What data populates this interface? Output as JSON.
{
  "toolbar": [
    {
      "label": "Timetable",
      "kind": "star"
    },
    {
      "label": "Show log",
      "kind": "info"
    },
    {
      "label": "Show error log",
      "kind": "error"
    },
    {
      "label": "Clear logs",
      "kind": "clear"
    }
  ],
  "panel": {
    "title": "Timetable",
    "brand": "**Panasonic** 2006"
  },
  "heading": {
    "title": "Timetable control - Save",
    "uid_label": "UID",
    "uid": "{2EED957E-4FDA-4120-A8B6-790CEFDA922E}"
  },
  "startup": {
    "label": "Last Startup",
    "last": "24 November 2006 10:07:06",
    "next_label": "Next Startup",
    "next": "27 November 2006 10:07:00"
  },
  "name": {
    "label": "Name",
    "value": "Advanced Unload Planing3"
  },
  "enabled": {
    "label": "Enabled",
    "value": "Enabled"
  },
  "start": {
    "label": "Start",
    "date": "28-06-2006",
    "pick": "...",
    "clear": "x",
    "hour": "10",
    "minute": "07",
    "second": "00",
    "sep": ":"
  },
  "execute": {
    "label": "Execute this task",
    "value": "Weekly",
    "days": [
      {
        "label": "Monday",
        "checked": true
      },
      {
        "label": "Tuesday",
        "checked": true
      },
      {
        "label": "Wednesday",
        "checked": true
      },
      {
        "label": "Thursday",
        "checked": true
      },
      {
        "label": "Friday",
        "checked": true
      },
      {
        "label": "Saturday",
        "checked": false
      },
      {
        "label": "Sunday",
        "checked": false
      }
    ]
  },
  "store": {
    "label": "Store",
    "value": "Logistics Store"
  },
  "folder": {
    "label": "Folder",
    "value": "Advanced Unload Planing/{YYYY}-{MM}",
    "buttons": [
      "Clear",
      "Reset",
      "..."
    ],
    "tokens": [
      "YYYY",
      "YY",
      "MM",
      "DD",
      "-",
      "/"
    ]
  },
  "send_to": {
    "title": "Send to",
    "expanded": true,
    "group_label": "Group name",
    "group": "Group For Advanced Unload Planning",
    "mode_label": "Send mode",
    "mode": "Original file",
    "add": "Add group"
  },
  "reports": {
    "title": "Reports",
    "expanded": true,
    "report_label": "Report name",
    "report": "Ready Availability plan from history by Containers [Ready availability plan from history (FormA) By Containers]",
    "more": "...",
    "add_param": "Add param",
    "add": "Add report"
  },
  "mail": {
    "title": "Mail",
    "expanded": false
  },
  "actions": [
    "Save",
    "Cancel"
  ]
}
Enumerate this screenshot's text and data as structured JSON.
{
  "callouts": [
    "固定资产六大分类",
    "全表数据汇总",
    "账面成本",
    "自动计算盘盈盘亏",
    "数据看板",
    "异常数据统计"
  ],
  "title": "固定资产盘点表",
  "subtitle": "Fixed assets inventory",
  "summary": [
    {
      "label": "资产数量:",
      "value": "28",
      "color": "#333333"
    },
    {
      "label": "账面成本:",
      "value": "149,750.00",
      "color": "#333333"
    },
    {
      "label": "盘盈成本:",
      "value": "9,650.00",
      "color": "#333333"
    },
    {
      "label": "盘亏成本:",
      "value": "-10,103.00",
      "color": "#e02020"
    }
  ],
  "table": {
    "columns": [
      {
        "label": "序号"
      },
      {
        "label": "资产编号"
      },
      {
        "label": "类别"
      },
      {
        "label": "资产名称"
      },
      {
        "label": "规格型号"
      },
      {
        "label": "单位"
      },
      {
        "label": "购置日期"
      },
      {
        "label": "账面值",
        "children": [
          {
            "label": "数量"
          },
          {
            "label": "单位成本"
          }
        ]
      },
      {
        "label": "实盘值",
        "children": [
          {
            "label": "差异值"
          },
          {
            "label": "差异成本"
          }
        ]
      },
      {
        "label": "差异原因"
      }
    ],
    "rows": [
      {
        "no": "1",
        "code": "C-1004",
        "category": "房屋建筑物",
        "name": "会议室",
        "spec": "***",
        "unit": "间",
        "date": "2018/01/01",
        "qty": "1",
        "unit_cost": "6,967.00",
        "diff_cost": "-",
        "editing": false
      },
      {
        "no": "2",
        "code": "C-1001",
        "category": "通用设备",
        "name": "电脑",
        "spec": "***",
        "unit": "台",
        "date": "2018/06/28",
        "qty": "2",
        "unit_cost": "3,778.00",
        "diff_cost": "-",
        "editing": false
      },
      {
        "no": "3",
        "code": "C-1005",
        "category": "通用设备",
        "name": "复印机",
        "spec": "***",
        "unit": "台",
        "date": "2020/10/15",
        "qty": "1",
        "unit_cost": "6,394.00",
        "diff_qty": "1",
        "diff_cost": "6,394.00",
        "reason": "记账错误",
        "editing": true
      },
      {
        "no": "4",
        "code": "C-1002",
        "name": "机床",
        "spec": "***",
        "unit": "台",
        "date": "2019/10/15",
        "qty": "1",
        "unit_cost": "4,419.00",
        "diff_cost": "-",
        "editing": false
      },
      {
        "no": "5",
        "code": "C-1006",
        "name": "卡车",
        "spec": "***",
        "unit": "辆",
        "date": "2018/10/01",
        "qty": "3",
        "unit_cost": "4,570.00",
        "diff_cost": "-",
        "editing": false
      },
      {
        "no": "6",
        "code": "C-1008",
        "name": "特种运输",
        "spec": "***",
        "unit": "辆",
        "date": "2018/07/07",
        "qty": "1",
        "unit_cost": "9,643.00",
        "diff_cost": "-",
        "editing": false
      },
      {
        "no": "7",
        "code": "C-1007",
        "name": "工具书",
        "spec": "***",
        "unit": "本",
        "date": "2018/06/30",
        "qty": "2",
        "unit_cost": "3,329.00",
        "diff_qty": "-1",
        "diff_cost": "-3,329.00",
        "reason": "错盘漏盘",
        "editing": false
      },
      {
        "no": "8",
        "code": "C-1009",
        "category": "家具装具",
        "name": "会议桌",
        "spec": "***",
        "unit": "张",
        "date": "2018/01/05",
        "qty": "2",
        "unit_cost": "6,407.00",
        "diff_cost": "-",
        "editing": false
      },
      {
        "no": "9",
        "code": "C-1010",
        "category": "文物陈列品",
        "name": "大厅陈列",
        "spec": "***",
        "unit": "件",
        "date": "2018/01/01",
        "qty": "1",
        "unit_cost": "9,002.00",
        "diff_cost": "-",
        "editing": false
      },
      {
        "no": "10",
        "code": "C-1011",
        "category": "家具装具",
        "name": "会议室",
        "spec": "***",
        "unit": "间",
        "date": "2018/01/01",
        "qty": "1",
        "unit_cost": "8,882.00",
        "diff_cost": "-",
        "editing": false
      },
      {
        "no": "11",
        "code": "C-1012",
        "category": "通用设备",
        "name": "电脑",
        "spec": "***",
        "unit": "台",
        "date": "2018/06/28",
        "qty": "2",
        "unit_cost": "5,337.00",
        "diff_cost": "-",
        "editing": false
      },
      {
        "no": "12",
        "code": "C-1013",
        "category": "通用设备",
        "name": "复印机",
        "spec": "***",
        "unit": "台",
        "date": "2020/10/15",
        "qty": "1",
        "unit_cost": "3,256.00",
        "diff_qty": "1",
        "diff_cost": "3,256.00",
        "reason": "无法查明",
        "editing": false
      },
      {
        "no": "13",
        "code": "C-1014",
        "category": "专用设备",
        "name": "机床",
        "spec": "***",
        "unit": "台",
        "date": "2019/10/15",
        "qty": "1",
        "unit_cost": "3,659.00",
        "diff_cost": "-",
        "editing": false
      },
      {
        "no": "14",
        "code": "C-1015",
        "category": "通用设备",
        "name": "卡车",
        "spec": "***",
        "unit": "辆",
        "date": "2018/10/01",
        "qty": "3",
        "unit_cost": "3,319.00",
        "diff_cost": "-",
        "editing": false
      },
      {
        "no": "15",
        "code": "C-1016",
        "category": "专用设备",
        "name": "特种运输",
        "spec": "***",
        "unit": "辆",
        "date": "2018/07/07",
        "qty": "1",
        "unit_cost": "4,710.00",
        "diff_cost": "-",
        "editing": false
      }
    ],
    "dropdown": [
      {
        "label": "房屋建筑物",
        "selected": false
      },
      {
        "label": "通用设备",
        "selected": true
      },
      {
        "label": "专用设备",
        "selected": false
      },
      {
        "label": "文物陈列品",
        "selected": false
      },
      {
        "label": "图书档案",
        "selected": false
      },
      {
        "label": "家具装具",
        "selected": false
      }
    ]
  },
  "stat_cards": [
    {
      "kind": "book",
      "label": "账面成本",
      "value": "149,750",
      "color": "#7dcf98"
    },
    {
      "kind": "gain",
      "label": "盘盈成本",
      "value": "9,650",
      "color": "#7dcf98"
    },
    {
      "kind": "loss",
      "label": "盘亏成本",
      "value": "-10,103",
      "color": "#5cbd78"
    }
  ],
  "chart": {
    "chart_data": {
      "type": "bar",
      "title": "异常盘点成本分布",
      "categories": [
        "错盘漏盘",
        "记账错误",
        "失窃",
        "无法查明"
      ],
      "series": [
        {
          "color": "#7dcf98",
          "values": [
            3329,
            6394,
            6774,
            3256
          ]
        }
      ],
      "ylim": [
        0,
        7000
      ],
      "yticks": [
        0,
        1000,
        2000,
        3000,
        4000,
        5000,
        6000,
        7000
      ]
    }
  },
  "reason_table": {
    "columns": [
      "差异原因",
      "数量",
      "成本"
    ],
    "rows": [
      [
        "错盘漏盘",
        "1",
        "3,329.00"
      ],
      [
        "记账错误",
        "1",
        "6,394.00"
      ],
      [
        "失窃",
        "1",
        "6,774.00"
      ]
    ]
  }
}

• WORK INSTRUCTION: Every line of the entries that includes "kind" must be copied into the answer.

• RESULT FOR THIS TASK:
      "kind": "star"
      "kind": "info"
      "kind": "error"
      "kind": "clear"
      "kind": "book",
      "kind": "gain",
      "kind": "loss",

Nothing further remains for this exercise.